Voila! You have a tax receipt filing system. Now whenever you get a receipt for your business, file it in the appropriate section as soon as you get it so that it doesn’t get lost. AND remember to write what it was for on the receipt.
If you’re feeling really ambitious why not create yourself a spreadsheet to record each receipt? You’ll probably have to make one later anyways. If you create a spreadsheet you will want to have a column for each of these things:
- category (corresponding with your accordion file or file folders)
- where the receipt came from (Staples, Home Hardware, etc.)
- the date on the receipt
- the receipt number (if there is one)
- the total amount paid
- the taxes paid (if you’re in Canada you’ll probably want a column for GST)
- notes (here is where you’d briefly describe what the receipt was for)
And, if you’re feeling really, REALLY ambitious you should think about creating a selection list for your Category column – that way you will be forced to choose one of the categories that you have in your list thereby eliminating spelling mistakes and making it WAY easier to sort your spreadsheet by category later on.
Of course, if the whole spreadsheet thing isn’t up your alley you can get your Virtual Assistant to create one for you. If you like you can even set up a system where you send your receipts to your VA periodically and they can enter the information into your spreadsheet for you. Easy!
So, if you’ve already created your own tax receipt filing system; good on ya! If not, now you’ve got a handy-dandy step by step list to help you get started.
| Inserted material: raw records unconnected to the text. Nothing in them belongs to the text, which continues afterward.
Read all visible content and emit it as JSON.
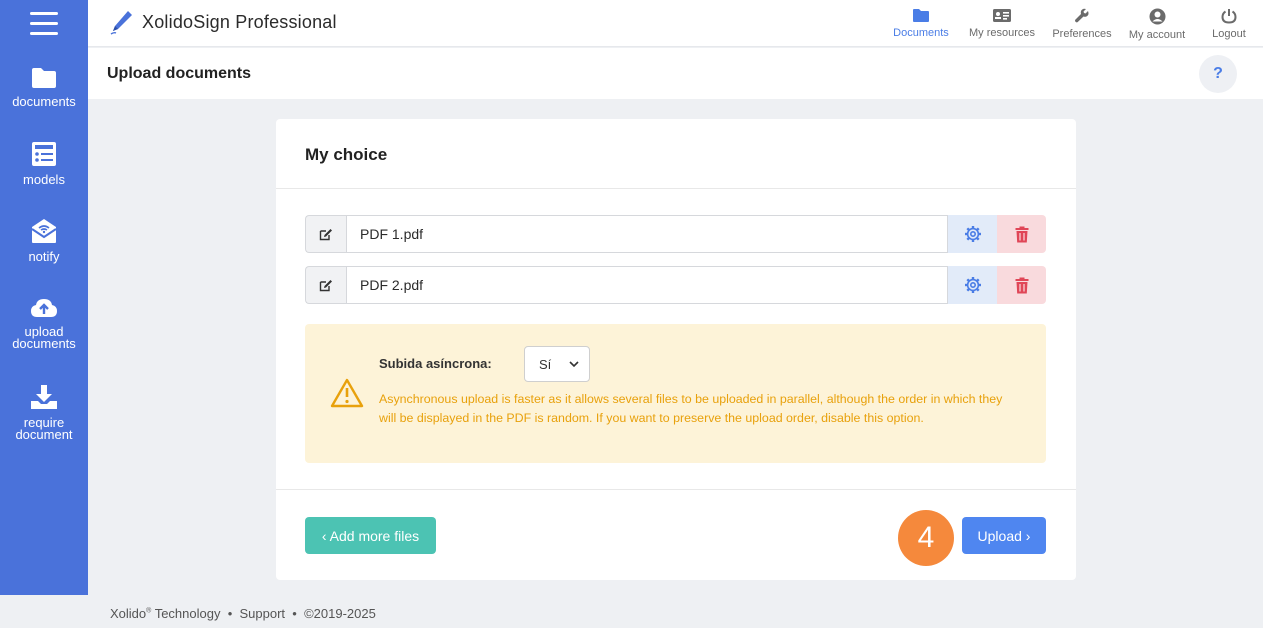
{
  "app": {
    "title": "XolidoSign Professional"
  },
  "sidebar": {
    "items": [
      {
        "label": "documents",
        "icon": "folder-icon"
      },
      {
        "label": "models",
        "icon": "models-icon"
      },
      {
        "label": "notify",
        "icon": "notify-envelope-icon"
      },
      {
        "label_line1": "upload",
        "label_line2": "documents",
        "icon": "cloud-upload-icon"
      },
      {
        "label_line1": "require",
        "label_line2": "document",
        "icon": "download-tray-icon"
      }
    ]
  },
  "topnav": {
    "items": [
      {
        "label": "Documents",
        "active": true
      },
      {
        "label": "My resources"
      },
      {
        "label": "Preferences"
      },
      {
        "label": "My account"
      },
      {
        "label": "Logout"
      }
    ]
  },
  "page": {
    "title": "Upload documents",
    "help": "?"
  },
  "card": {
    "title": "My choice",
    "files": [
      {
        "name": "PDF 1.pdf"
      },
      {
        "name": "PDF 2.pdf"
      }
    ],
    "async": {
      "label": "Subida asíncrona:",
      "selected": "Sí",
      "description": "Asynchronous upload is faster as it allows several files to be uploaded in parallel, although the order in which they will be displayed in the PDF is random. If you want to preserve the upload order, disable this option."
    },
    "add_more_label": "‹ Add more files",
    "step_number": "4",
    "upload_label": "Upload ›"
  },
  "footer": {
    "company": "Xolido",
    "registered": "®",
    "company_suffix": " Technology",
    "sep": "•",
    "support": "Support",
    "copyright": "©2019-2025"
  },
  "colors": {
    "sidebar": "#4a72da",
    "accent": "#4a7de6",
    "success": "#4cc3b3",
    "warning_text": "#e8a10c",
    "warning_bg": "#fdf3d8",
    "danger": "#e04657",
    "step_badge": "#f5893c",
    "primary_button": "#4f86f0"
  }
}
What are you waiting for? You’ll thank me next year when your receipts are all ready to go!